─── Data in this exercise ───

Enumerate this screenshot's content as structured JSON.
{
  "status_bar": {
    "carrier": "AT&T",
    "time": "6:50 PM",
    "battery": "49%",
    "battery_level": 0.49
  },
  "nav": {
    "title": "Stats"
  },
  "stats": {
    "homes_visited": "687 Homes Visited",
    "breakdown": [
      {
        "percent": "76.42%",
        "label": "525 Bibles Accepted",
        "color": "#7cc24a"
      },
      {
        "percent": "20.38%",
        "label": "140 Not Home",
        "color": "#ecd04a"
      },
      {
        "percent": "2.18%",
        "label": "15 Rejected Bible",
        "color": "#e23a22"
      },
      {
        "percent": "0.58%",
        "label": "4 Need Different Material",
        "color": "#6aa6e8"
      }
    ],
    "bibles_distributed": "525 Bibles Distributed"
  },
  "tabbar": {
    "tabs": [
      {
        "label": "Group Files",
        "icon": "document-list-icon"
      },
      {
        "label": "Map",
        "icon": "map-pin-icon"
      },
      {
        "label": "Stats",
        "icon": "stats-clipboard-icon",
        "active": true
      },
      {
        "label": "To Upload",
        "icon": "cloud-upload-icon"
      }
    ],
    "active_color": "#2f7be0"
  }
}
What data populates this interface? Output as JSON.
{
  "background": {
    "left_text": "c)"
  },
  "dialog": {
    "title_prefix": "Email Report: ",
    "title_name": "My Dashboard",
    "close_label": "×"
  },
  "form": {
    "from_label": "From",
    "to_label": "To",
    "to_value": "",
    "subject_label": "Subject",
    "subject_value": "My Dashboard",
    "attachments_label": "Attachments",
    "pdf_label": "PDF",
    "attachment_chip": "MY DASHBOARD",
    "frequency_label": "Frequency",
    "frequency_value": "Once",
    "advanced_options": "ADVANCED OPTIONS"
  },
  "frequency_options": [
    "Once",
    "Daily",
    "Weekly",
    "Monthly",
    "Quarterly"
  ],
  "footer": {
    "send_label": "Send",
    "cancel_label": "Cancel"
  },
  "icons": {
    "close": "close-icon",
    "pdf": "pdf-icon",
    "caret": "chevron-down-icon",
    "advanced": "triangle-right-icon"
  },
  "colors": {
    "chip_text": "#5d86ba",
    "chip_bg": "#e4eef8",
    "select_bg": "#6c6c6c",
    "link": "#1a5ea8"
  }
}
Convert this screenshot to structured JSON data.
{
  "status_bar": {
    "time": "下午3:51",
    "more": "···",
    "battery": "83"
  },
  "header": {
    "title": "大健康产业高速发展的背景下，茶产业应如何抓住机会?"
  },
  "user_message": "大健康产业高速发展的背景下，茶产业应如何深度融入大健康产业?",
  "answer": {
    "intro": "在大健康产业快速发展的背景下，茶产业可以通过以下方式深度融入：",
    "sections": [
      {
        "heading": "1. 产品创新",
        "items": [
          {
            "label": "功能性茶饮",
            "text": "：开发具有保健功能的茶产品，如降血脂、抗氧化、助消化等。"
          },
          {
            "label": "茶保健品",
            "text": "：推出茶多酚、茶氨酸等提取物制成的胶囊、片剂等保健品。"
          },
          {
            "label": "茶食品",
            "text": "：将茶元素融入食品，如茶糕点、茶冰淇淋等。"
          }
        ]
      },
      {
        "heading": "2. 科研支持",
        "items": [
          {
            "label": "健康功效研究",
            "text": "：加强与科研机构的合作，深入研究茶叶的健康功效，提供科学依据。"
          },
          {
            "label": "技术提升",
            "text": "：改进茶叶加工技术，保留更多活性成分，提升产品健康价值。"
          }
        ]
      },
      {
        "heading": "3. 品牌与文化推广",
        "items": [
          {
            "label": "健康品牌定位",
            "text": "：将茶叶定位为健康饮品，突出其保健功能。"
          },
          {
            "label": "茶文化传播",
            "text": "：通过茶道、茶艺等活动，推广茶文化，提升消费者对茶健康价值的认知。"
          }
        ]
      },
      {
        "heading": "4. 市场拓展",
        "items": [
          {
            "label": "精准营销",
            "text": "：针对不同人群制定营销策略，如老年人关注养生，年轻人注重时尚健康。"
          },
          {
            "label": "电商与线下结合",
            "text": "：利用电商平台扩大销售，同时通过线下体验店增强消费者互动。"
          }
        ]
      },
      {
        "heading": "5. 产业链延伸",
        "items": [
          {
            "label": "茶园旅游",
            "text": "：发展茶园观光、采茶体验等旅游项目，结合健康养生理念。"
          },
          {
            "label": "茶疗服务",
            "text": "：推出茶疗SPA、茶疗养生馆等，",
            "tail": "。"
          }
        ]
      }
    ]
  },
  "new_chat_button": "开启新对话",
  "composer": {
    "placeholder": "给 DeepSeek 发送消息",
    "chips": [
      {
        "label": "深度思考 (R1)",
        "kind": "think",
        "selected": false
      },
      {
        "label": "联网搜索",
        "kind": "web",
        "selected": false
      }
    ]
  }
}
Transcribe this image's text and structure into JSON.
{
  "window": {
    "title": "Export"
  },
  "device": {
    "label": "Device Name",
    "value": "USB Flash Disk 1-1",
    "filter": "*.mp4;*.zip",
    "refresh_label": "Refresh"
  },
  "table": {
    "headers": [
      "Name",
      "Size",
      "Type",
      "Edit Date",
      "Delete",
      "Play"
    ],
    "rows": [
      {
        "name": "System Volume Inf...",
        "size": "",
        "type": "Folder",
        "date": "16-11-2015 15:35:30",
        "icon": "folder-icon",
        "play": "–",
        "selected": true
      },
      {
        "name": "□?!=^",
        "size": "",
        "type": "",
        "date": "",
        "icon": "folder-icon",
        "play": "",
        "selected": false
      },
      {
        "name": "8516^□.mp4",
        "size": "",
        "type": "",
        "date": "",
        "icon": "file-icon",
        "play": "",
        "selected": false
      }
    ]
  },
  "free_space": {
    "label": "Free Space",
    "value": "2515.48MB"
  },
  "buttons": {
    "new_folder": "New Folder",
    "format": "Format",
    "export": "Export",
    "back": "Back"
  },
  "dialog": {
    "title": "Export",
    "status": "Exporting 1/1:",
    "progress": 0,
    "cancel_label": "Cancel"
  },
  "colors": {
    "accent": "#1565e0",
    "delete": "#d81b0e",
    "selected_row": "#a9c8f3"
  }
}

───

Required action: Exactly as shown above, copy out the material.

Reply:
Enumerate this screenshot's content as structured JSON.
{
  "status_bar": {
    "carrier": "AT&T",
    "time": "6:50 PM",
    "battery": "49%",
    "battery_level": 0.49
  },
  "nav": {
    "title": "Stats"
  },
  "stats": {
    "homes_visited": "687 Homes Visited",
    "breakdown": [
      {
        "percent": "76.42%",
        "label": "525 Bibles Accepted",
        "color": "#7cc24a"
      },
      {
        "percent": "20.38%",
        "label": "140 Not Home",
        "color": "#ecd04a"
      },
      {
        "percent": "2.18%",
        "label": "15 Rejected Bible",
        "color": "#e23a22"
      },
      {
        "percent": "0.58%",
        "label": "4 Need Different Material",
        "color": "#6aa6e8"
      }
    ],
    "bibles_distributed": "525 Bibles Distributed"
  },
  "tabbar": {
    "tabs": [
      {
        "label": "Group Files",
        "icon": "document-list-icon"
      },
      {
        "label": "Map",
        "icon": "map-pin-icon"
      },
      {
        "label": "Stats",
        "icon": "stats-clipboard-icon",
        "active": true
      },
      {
        "label": "To Upload",
        "icon": "cloud-upload-icon"
      }
    ],
    "active_color": "#2f7be0"
  }
}
What data populates this interface? Output as JSON.
{
  "background": {
    "left_text": "c)"
  },
  "dialog": {
    "title_prefix": "Email Report: ",
    "title_name": "My Dashboard",
    "close_label": "×"
  },
  "form": {
    "from_label": "From",
    "to_label": "To",
    "to_value": "",
    "subject_label": "Subject",
    "subject_value": "My Dashboard",
    "attachments_label": "Attachments",
    "pdf_label": "PDF",
    "attachment_chip": "MY DASHBOARD",
    "frequency_label": "Frequency",
    "frequency_value": "Once",
    "advanced_options": "ADVANCED OPTIONS"
  },
  "frequency_options": [
    "Once",
    "Daily",
    "Weekly",
    "Monthly",
    "Quarterly"
  ],
  "footer": {
    "send_label": "Send",
    "cancel_label": "Cancel"
  },
  "icons": {
    "close": "close-icon",
    "pdf": "pdf-icon",
    "caret": "chevron-down-icon",
    "advanced": "triangle-right-icon"
  },
  "colors": {
    "chip_text": "#5d86ba",
    "chip_bg": "#e4eef8",
    "select_bg": "#6c6c6c",
    "link": "#1a5ea8"
  }
}
Convert this screenshot to structured JSON data.
{
  "status_bar": {
    "time": "下午3:51",
    "more": "···",
    "battery": "83"
  },
  "header": {
    "title": "大健康产业高速发展的背景下，茶产业应如何抓住机会?"
  },
  "user_message": "大健康产业高速发展的背景下，茶产业应如何深度融入大健康产业?",
  "answer": {
    "intro": "在大健康产业快速发展的背景下，茶产业可以通过以下方式深度融入：",
    "sections": [
      {
        "heading": "1. 产品创新",
        "items": [
          {
            "label": "功能性茶饮",
            "text": "：开发具有保健功能的茶产品，如降血脂、抗氧化、助消化等。"
          },
          {
            "label": "茶保健品",
            "text": "：推出茶多酚、茶氨酸等提取物制成的胶囊、片剂等保健品。"
          },
          {
            "label": "茶食品",
            "text": "：将茶元素融入食品，如茶糕点、茶冰淇淋等。"
          }
        ]
      },
      {
        "heading": "2. 科研支持",
        "items": [
          {
            "label": "健康功效研究",
            "text": "：加强与科研机构的合作，深入研究茶叶的健康功效，提供科学依据。"
          },
          {
            "label": "技术提升",
            "text": "：改进茶叶加工技术，保留更多活性成分，提升产品健康价值。"
          }
        ]
      },
      {
        "heading": "3. 品牌与文化推广",
        "items": [
          {
            "label": "健康品牌定位",
            "text": "：将茶叶定位为健康饮品，突出其保健功能。"
          },
          {
            "label": "茶文化传播",
            "text": "：通过茶道、茶艺等活动，推广茶文化，提升消费者对茶健康价值的认知。"
          }
        ]
      },
      {
        "heading": "4. 市场拓展",
        "items": [
          {
            "label": "精准营销",
            "text": "：针对不同人群制定营销策略，如老年人关注养生，年轻人注重时尚健康。"
          },
          {
            "label": "电商与线下结合",
            "text": "：利用电商平台扩大销售，同时通过线下体验店增强消费者互动。"
          }
        ]
      },
      {
        "heading": "5. 产业链延伸",
        "items": [
          {
            "label": "茶园旅游",
            "text": "：发展茶园观光、采茶体验等旅游项目，结合健康养生理念。"
          },
          {
            "label": "茶疗服务",
            "text": "：推出茶疗SPA、茶疗养生馆等，",
            "tail": "。"
          }
        ]
      }
    ]
  },
  "new_chat_button": "开启新对话",
  "composer": {
    "placeholder": "给 DeepSeek 发送消息",
    "chips": [
      {
        "label": "深度思考 (R1)",
        "kind": "think",
        "selected": false
      },
      {
        "label": "联网搜索",
        "kind": "web",
        "selected": false
      }
    ]
  }
}
Transcribe this image's text and structure into JSON.
{
  "window": {
    "title": "Export"
  },
  "device": {
    "label": "Device Name",
    "value": "USB Flash Disk 1-1",
    "filter": "*.mp4;*.zip",
    "refresh_label": "Refresh"
  },
  "table": {
    "headers": [
      "Name",
      "Size",
      "Type",
      "Edit Date",
      "Delete",
      "Play"
    ],
    "rows": [
      {
        "name": "System Volume Inf...",
        "size": "",
        "type": "Folder",
        "date": "16-11-2015 15:35:30",
        "icon": "folder-icon",
        "play": "–",
        "selected": true
      },
      {
        "name": "□?!=^",
        "size": "",
        "type": "",
        "date": "",
        "icon": "folder-icon",
        "play": "",
        "selected": false
      },
      {
        "name": "8516^□.mp4",
        "size": "",
        "type": "",
        "date": "",
        "icon": "file-icon",
        "play": "",
        "selected": false
      }
    ]
  },
  "free_space": {
    "label": "Free Space",
    "value": "2515.48MB"
  },
  "buttons": {
    "new_folder": "New Folder",
    "format": "Format",
    "export": "Export",
    "back": "Back"
  },
  "dialog": {
    "title": "Export",
    "status": "Exporting 1/1:",
    "progress": 0,
    "cancel_label": "Cancel"
  },
  "colors": {
    "accent": "#1565e0",
    "delete": "#d81b0e",
    "selected_row": "#a9c8f3"
  }
}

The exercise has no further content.